Caught in the pincer, the state government has directed the experts’ group to go to the public, especially in coastal areas, and elicit their opinion about the alternatives. A team of experts from IISc Prof TG Sitharam presented both the alternatives to Chief minister Siddaramaiah on Thursday. Sources privy to the presentation told media that the CM was convinced about the findings and told them that the government had no objection if people opt for it. Accordingly, the CM has reportedly directed the experts to hold a public consultation.
A senior official from the CM’s secretariat told BM, “About 25 TMC of water in Nethravathi river gets into the sea every week. On a monthly average, this accounts for 100 TMC. As all of us are aware, Nethravathi has considerable amount of water during the first three to four months of the monsoon. If a dam is built across to store that 300 to 350 TMC of water, it can be utilised for consumption in Bengaluru, Kolar or other regions of the state. This apart, the experts also suggested a desalination plant that would rid sea water of salts and supply it for potable purpose as practised in Hong Kong and Singapore.”
When Siddaramaiah questioned the scientists and experts about the cost involved, they reportedly said, “Constructing a dam and using the stored water would cost about Rs 30 to Rs 50 per thousand litres. Similarly, if the government goes in for a desalination project, it would cost anywhere between Rs 80 and Rs 100. It is advisable that rather than purifying the water later it is better to use it even before it reaches the sea by storing it in a reservoir.”

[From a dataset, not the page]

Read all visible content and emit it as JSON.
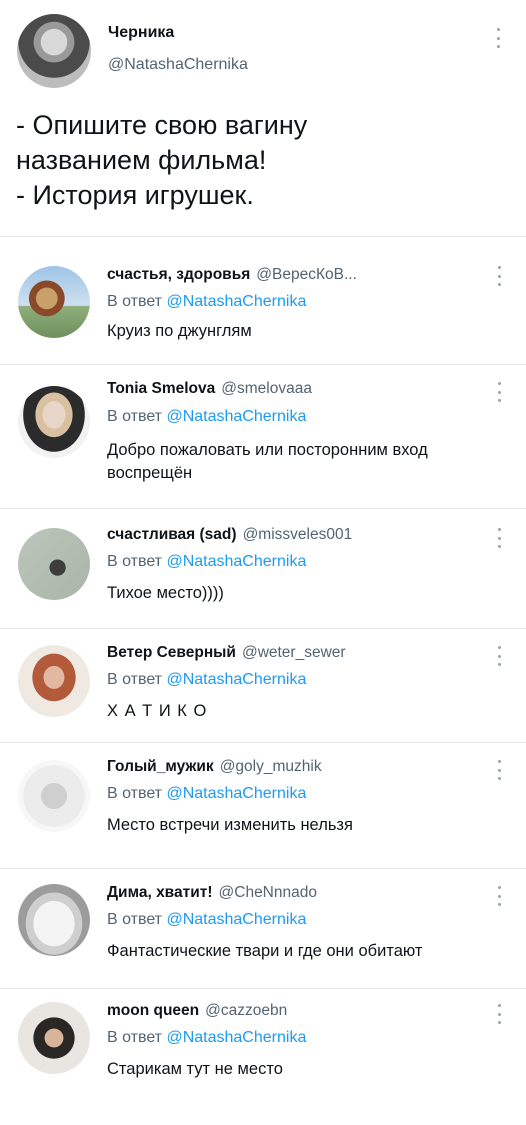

On the sidelines of the meeting, Bengaluru in-charge minister KJ Geroge said, “The Chief Minister has directed the experts to go to the people in coastal areas and get public consent. Later on depending on the outcome, the government will take a decision.” The experts have also suggested that Netravathi empties into the Arabian Sea at three different points and at one point it is naturally feasible to store the excess water and utilise it for potable purposes.

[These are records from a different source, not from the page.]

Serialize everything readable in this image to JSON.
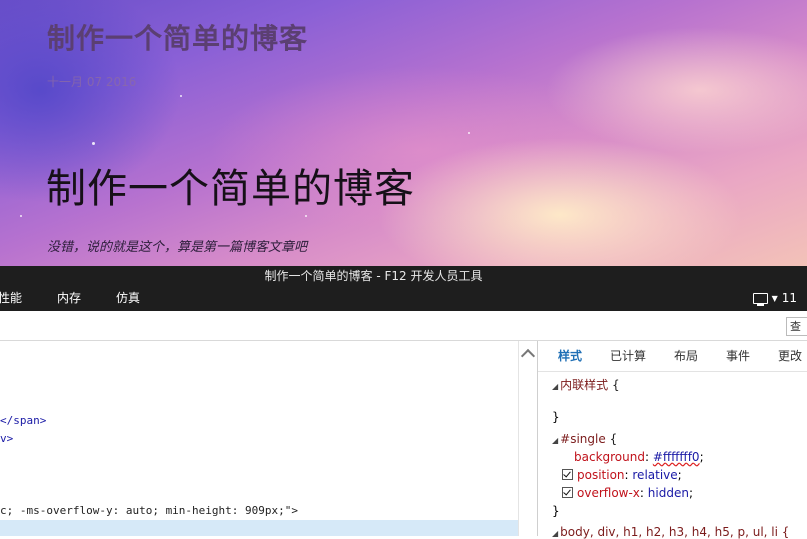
{
  "blog": {
    "title": "制作一个简单的博客",
    "subtitle": "十一月 07 2016",
    "post_title": "制作一个简单的博客",
    "post_description": "没错，说的就是这个，算是第一篇博客文章吧"
  },
  "devtools": {
    "window_title": "制作一个简单的博客 - F12 开发人员工具",
    "tabs": [
      "性能",
      "内存",
      "仿真"
    ],
    "emulation_badge": "11",
    "search_placeholder": "查",
    "dom_lines": {
      "line1": "</span>",
      "line2": "v>",
      "line3": "c; -ms-overflow-y: auto; min-height: 909px;\">"
    },
    "style_tabs": [
      "样式",
      "已计算",
      "布局",
      "事件",
      "更改"
    ],
    "rules": {
      "inline_selector": "内联样式",
      "inline_open": "{",
      "inline_close": "}",
      "single_selector": "#single",
      "single_open": "{",
      "bg_prop": "background",
      "bg_val": "#fffffff0",
      "pos_prop": "position",
      "pos_val": "relative",
      "ovf_prop": "overflow-x",
      "ovf_val": "hidden",
      "single_close": "}",
      "body_selector": "body, div, h1, h2, h3, h4, h5, p, ul, li {"
    }
  },
  "colors": {
    "accent": "#1f6fb5",
    "devtools_dark": "#1e1e1e",
    "selected_row": "#d6e9f8"
  }
}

As coastal Karnataka was up against the Nethravathi diversion project that would deprive coastal areas not only from potable water but would affect the unique eco-system and estuarine flora-fauna, the experts have proposed having a storage facility at the downstream of the river so that people on both the sides will benefit from the project.
Credits Bangalore Mirror